October 30, 2017

While moisture has made a comeback in some areas of the Upper Midwest affected by drought this summer, overall we are still below normal rainfall for the year. With weaning wrapping up, pregnant cows should be identified and turned back out to pasture or crop residue. By removing open or even late cows from the herd, valuable feed resources are saved for next year if drought conditions continue.

Some operations greatly reduced herd size earlier this summer to compensate for limited feed resources expected at harvest. At this point, the last thing producers want to do is sell more cows, open or not. Average cow cost in South Dakota is near $650 annually, or about $1.78 per day. Each day cows are open, their expenses are adding up with no calf returns to be received in 2018.

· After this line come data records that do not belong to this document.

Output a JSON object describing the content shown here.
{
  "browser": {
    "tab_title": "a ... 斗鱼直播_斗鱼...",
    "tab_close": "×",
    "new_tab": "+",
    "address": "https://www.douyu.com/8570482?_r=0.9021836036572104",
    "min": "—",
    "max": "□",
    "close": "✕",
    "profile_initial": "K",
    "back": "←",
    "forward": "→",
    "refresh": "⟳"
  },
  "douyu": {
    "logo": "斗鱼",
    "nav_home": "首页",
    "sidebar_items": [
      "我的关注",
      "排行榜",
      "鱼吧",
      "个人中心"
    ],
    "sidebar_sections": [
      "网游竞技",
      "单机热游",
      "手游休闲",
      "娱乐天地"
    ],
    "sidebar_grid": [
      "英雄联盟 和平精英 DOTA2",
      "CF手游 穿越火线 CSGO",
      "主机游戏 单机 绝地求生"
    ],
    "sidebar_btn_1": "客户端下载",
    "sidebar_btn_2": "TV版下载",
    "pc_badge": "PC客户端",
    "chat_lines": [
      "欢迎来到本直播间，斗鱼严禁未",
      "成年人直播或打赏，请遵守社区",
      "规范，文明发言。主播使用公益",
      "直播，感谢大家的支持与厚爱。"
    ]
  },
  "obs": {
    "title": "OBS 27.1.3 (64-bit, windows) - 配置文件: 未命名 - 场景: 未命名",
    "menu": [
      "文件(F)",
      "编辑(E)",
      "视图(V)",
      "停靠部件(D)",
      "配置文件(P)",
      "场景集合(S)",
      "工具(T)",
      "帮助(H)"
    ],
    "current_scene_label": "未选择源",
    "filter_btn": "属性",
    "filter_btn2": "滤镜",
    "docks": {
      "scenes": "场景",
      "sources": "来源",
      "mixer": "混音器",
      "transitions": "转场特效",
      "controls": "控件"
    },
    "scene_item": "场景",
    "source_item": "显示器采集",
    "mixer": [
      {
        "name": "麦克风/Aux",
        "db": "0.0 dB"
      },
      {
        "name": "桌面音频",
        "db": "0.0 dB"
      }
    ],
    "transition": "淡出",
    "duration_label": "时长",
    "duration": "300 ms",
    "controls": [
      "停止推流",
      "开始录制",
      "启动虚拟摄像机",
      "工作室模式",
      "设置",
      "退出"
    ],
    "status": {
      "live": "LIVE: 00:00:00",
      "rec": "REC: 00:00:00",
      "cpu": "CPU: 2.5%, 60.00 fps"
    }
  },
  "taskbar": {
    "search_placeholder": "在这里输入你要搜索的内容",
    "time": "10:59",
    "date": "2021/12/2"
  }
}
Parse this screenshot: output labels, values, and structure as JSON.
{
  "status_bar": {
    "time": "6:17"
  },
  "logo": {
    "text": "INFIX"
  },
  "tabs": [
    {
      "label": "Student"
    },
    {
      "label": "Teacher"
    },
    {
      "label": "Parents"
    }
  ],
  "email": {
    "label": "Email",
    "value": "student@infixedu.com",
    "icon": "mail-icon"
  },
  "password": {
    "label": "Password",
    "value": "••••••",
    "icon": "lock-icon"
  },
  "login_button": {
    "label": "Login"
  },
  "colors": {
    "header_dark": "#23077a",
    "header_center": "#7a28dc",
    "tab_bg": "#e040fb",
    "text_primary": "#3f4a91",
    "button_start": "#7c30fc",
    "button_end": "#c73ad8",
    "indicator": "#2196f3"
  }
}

Why conduct pregnancy tests?
Now, practices such as pregnancy checking cost money ($3 – $8 per head), but don’t forget to consider the value this one practice can have on other areas of the cow/calf operation. The overall cost of preg testing the herd is still likely less than it will cost to feed an open cow throughout the winter. Take advantage of the labor available on pregnancy check day to also complete a few more tasks that will make winter go smoother and help compensate for the vet bill.

  • Pregnancy check early to determine AI or early bull bred cows from late bred cows, identify twins, and plan facilities and labor for the calving season.
  • Sort cows into groups to meet nutritional needs. Young heifers and older cows may need to be separated from the rest of the herd to provide more nutrients vs. overfeeding the entire herd to increase energy to a few thinner cows.
  • Tag cows by calving date so it is easier to identify which cows will calve first come calving season (green = February, yellow = March, red = April, etc.)
  • Check conformation of cows and make note of bad feet, legs, teeth, lumps, body condition score, etc. Use this data to create cow groups that may need to be sold, or have more TLC this winter (Example: take this group to the close pasture with a corral vs. trailing them to pasture 5 miles away with no corral).
  • Begin winter parasite control and scour vaccine administration.
  • Weight cows if possible! Knowing average weight of cows in the herd can help with designing rations and calculating feed inventory for the winter.
  • Compare calf weaning weight to cow weight. If cows are not weaning enough of their body weight, should certain cows be culled?
  • Pounds weaned per female exposed is calculated by taking total pounds of weaned calves divided by total cows that were exposed during the breeding season. This value is a key indicator of successful operations as it takes into account weaning weight and reproductive rates. If this number is low, first determine if it is due to poor reproductive rates (breeding, calving) or if is due to genetics or days of age.
  • Set marketing plan for open, late bred, poor-doers and cows culled for other reasons (attitude, feet, udder, etc.) Determine if the current market is profitable or if cows should be fed until prices go higher.

The Bottom Line

A colder than normal winter is projected, leaving cow/calf producers to prepare the cowherd for yet another weather extreme. Pregnancy testing cows and completing some of the above steps can help save winter feed, prepare for calving and place more emphasis on fertility in the cowherd. Discuss your pregnancy results with your herd veterinarian and/or a cow/calf field specialists to see how this year’s weather or drought may have impacted herd reproductive rates.

Source: Taylor Grussing, iGrow